● INSTRUCTIONS FOR THE TASK:
Copy the data exactly, keeping every line intact.

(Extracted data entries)
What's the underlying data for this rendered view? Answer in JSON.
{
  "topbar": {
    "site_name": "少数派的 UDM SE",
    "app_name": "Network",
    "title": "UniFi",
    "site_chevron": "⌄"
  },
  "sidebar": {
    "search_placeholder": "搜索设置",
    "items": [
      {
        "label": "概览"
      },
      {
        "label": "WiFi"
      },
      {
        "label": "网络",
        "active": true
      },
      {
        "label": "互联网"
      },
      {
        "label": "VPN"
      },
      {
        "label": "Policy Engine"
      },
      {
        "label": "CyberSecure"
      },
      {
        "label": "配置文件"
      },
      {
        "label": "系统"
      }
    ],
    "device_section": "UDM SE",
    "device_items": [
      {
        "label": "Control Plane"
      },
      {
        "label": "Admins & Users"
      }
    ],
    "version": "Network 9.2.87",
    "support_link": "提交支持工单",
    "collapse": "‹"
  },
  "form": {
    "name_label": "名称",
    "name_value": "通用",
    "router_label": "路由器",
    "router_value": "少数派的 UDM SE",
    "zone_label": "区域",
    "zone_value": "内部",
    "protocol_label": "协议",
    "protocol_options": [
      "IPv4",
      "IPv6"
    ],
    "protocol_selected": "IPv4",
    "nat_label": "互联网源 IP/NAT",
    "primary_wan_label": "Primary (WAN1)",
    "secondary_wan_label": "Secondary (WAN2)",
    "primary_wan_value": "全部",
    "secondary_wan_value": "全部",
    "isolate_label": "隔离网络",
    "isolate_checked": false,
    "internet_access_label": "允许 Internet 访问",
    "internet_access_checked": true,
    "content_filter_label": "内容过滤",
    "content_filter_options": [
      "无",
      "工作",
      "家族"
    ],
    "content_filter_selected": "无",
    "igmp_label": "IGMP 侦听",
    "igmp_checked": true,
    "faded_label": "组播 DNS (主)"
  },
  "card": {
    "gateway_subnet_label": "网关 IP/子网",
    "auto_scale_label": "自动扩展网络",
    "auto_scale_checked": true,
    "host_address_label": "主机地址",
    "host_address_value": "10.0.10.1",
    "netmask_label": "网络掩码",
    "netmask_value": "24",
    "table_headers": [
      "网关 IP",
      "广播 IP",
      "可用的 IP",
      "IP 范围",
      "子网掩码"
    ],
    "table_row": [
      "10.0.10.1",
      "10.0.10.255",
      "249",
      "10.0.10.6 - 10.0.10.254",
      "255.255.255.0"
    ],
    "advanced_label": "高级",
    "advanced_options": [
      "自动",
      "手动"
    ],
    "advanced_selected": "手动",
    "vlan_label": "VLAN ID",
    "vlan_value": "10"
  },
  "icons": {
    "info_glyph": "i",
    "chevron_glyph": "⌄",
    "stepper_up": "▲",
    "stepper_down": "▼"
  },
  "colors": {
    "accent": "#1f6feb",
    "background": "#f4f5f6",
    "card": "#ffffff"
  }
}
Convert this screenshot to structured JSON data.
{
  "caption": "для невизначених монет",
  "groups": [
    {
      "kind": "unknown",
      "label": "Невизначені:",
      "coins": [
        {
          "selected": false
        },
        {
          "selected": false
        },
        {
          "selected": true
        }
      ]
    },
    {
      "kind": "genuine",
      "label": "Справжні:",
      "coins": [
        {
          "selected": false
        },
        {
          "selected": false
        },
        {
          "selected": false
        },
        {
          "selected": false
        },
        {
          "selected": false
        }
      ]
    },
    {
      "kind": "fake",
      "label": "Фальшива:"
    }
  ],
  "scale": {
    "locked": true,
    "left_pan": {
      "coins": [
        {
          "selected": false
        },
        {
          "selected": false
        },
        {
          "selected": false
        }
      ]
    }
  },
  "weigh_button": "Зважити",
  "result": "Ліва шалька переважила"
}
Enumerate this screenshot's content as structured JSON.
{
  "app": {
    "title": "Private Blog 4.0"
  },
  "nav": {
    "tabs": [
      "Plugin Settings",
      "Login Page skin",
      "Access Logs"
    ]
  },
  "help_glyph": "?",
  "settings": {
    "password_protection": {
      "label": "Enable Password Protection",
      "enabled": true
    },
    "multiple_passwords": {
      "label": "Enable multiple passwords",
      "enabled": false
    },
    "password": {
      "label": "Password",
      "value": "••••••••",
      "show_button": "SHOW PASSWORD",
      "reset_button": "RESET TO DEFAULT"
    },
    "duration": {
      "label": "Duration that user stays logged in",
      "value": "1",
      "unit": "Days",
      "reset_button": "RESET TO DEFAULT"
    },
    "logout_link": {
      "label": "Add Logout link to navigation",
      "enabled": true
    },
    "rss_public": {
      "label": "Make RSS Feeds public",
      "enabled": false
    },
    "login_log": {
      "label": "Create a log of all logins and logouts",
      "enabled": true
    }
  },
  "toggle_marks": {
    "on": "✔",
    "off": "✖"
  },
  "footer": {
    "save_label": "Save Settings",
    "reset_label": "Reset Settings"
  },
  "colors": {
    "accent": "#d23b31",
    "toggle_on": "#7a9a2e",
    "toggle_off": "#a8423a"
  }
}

● ANSWER SPACE:
What's the underlying data for this rendered view? Answer in JSON.
{
  "topbar": {
    "site_name": "少数派的 UDM SE",
    "app_name": "Network",
    "title": "UniFi",
    "site_chevron": "⌄"
  },
  "sidebar": {
    "search_placeholder": "搜索设置",
    "items": [
      {
        "label": "概览"
      },
      {
        "label": "WiFi"
      },
      {
        "label": "网络",
        "active": true
      },
      {
        "label": "互联网"
      },
      {
        "label": "VPN"
      },
      {
        "label": "Policy Engine"
      },
      {
        "label": "CyberSecure"
      },
      {
        "label": "配置文件"
      },
      {
        "label": "系统"
      }
    ],
    "device_section": "UDM SE",
    "device_items": [
      {
        "label": "Control Plane"
      },
      {
        "label": "Admins & Users"
      }
    ],
    "version": "Network 9.2.87",
    "support_link": "提交支持工单",
    "collapse": "‹"
  },
  "form": {
    "name_label": "名称",
    "name_value": "通用",
    "router_label": "路由器",
    "router_value": "少数派的 UDM SE",
    "zone_label": "区域",
    "zone_value": "内部",
    "protocol_label": "协议",
    "protocol_options": [
      "IPv4",
      "IPv6"
    ],
    "protocol_selected": "IPv4",
    "nat_label": "互联网源 IP/NAT",
    "primary_wan_label": "Primary (WAN1)",
    "secondary_wan_label": "Secondary (WAN2)",
    "primary_wan_value": "全部",
    "secondary_wan_value": "全部",
    "isolate_label": "隔离网络",
    "isolate_checked": false,
    "internet_access_label": "允许 Internet 访问",
    "internet_access_checked": true,
    "content_filter_label": "内容过滤",
    "content_filter_options": [
      "无",
      "工作",
      "家族"
    ],
    "content_filter_selected": "无",
    "igmp_label": "IGMP 侦听",
    "igmp_checked": true,
    "faded_label": "组播 DNS (主)"
  },
  "card": {
    "gateway_subnet_label": "网关 IP/子网",
    "auto_scale_label": "自动扩展网络",
    "auto_scale_checked": true,
    "host_address_label": "主机地址",
    "host_address_value": "10.0.10.1",
    "netmask_label": "网络掩码",
    "netmask_value": "24",
    "table_headers": [
      "网关 IP",
      "广播 IP",
      "可用的 IP",
      "IP 范围",
      "子网掩码"
    ],
    "table_row": [
      "10.0.10.1",
      "10.0.10.255",
      "249",
      "10.0.10.6 - 10.0.10.254",
      "255.255.255.0"
    ],
    "advanced_label": "高级",
    "advanced_options": [
      "自动",
      "手动"
    ],
    "advanced_selected": "手动",
    "vlan_label": "VLAN ID",
    "vlan_value": "10"
  },
  "icons": {
    "info_glyph": "i",
    "chevron_glyph": "⌄",
    "stepper_up": "▲",
    "stepper_down": "▼"
  },
  "colors": {
    "accent": "#1f6feb",
    "background": "#f4f5f6",
    "card": "#ffffff"
  }
}
Convert this screenshot to structured JSON data.
{
  "caption": "для невизначених монет",
  "groups": [
    {
      "kind": "unknown",
      "label": "Невизначені:",
      "coins": [
        {
          "selected": false
        },
        {
          "selected": false
        },
        {
          "selected": true
        }
      ]
    },
    {
      "kind": "genuine",
      "label": "Справжні:",
      "coins": [
        {
          "selected": false
        },
        {
          "selected": false
        },
        {
          "selected": false
        },
        {
          "selected": false
        },
        {
          "selected": false
        }
      ]
    },
    {
      "kind": "fake",
      "label": "Фальшива:"
    }
  ],
  "scale": {
    "locked": true,
    "left_pan": {
      "coins": [
        {
          "selected": false
        },
        {
          "selected": false
        },
        {
          "selected": false
        }
      ]
    }
  },
  "weigh_button": "Зважити",
  "result": "Ліва шалька переважила"
}
Enumerate this screenshot's content as structured JSON.
{
  "app": {
    "title": "Private Blog 4.0"
  },
  "nav": {
    "tabs": [
      "Plugin Settings",
      "Login Page skin",
      "Access Logs"
    ]
  },
  "help_glyph": "?",
  "settings": {
    "password_protection": {
      "label": "Enable Password Protection",
      "enabled": true
    },
    "multiple_passwords": {
      "label": "Enable multiple passwords",
      "enabled": false
    },
    "password": {
      "label": "Password",
      "value": "••••••••",
      "show_button": "SHOW PASSWORD",
      "reset_button": "RESET TO DEFAULT"
    },
    "duration": {
      "label": "Duration that user stays logged in",
      "value": "1",
      "unit": "Days",
      "reset_button": "RESET TO DEFAULT"
    },
    "logout_link": {
      "label": "Add Logout link to navigation",
      "enabled": true
    },
    "rss_public": {
      "label": "Make RSS Feeds public",
      "enabled": false
    },
    "login_log": {
      "label": "Create a log of all logins and logouts",
      "enabled": true
    }
  },
  "toggle_marks": {
    "on": "✔",
    "off": "✖"
  },
  "footer": {
    "save_label": "Save Settings",
    "reset_label": "Reset Settings"
  },
  "colors": {
    "accent": "#d23b31",
    "toggle_on": "#7a9a2e",
    "toggle_off": "#a8423a"
  }
}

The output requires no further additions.